**ASSIGNMENT**
Extract the whole listing as it stands. Do not include the pictures.

**DATASET RECORDS**
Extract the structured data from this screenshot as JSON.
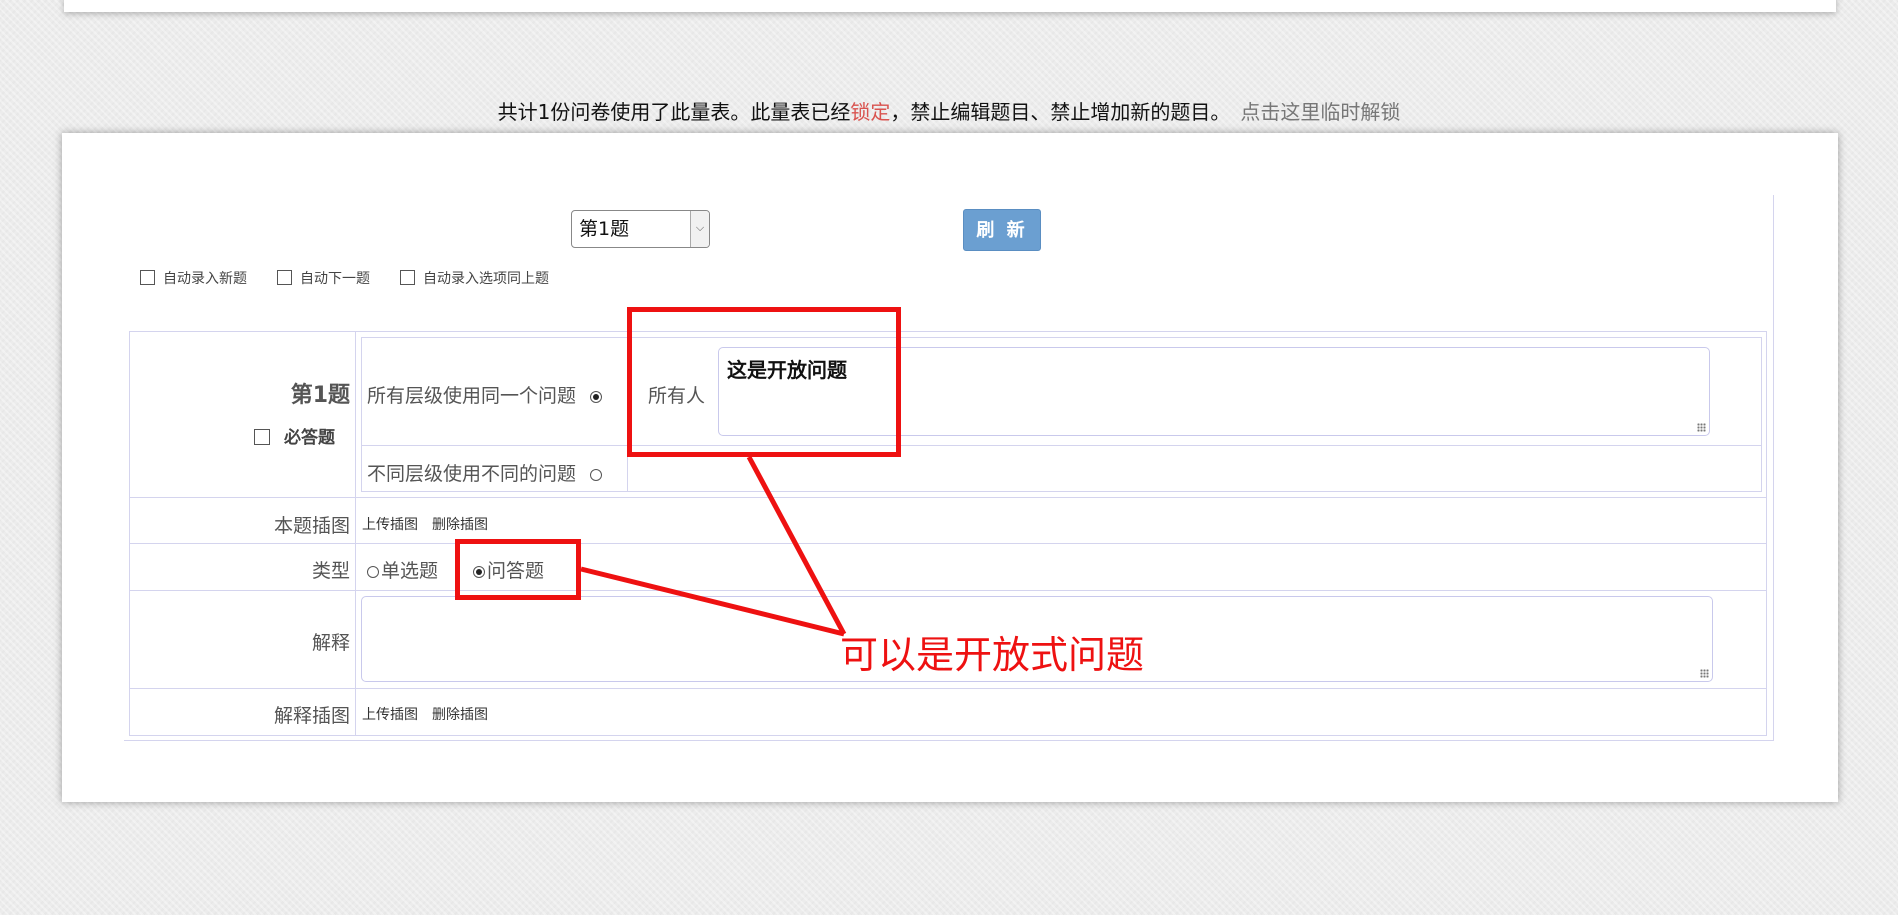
{
  "notice": {
    "before": "共计1份问卷使用了此量表。此量表已经",
    "locked": "锁定",
    "after": "，禁止编辑题目、禁止增加新的题目。",
    "unlock_link": "点击这里临时解锁"
  },
  "toolbar": {
    "question_select": "第1题",
    "refresh_label": "刷 新",
    "options": [
      "自动录入新题",
      "自动下一题",
      "自动录入选项同上题"
    ]
  },
  "question": {
    "number": "第1题",
    "required_label": "必答题",
    "same_question_label": "所有层级使用同一个问题",
    "different_question_label": "不同层级使用不同的问题",
    "audience_label": "所有人",
    "question_text": "这是开放问题",
    "image_label": "本题插图",
    "upload_image": "上传插图",
    "delete_image": "删除插图",
    "type_label": "类型",
    "type_options": [
      "单选题",
      "问答题"
    ],
    "type_selected": "问答题",
    "explanation_label": "解释",
    "explanation_value": "",
    "explanation_image_label": "解释插图",
    "explanation_upload_image": "上传插图",
    "explanation_delete_image": "删除插图"
  },
  "annotation": {
    "text": "可以是开放式问题",
    "color": "#ee1111"
  },
  "colors": {
    "refresh_button": "#6b9fd1",
    "locked_text": "#d9534f",
    "table_border": "#d4d4ee"
  }
}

**TASK SOLUTION**
Extract the structured data from this screenshot as JSON.
{
  "notice": {
    "before": "共计1份问卷使用了此量表。此量表已经",
    "locked": "锁定",
    "after": "，禁止编辑题目、禁止增加新的题目。",
    "unlock_link": "点击这里临时解锁"
  },
  "toolbar": {
    "question_select": "第1题",
    "refresh_label": "刷 新",
    "options": [
      "自动录入新题",
      "自动下一题",
      "自动录入选项同上题"
    ]
  },
  "question": {
    "number": "第1题",
    "required_label": "必答题",
    "same_question_label": "所有层级使用同一个问题",
    "different_question_label": "不同层级使用不同的问题",
    "audience_label": "所有人",
    "question_text": "这是开放问题",
    "image_label": "本题插图",
    "upload_image": "上传插图",
    "delete_image": "删除插图",
    "type_label": "类型",
    "type_options": [
      "单选题",
      "问答题"
    ],
    "type_selected": "问答题",
    "explanation_label": "解释",
    "explanation_value": "",
    "explanation_image_label": "解释插图",
    "explanation_upload_image": "上传插图",
    "explanation_delete_image": "删除插图"
  },
  "annotation": {
    "text": "可以是开放式问题",
    "color": "#ee1111"
  },
  "colors": {
    "refresh_button": "#6b9fd1",
    "locked_text": "#d9534f",
    "table_border": "#d4d4ee"
  }
}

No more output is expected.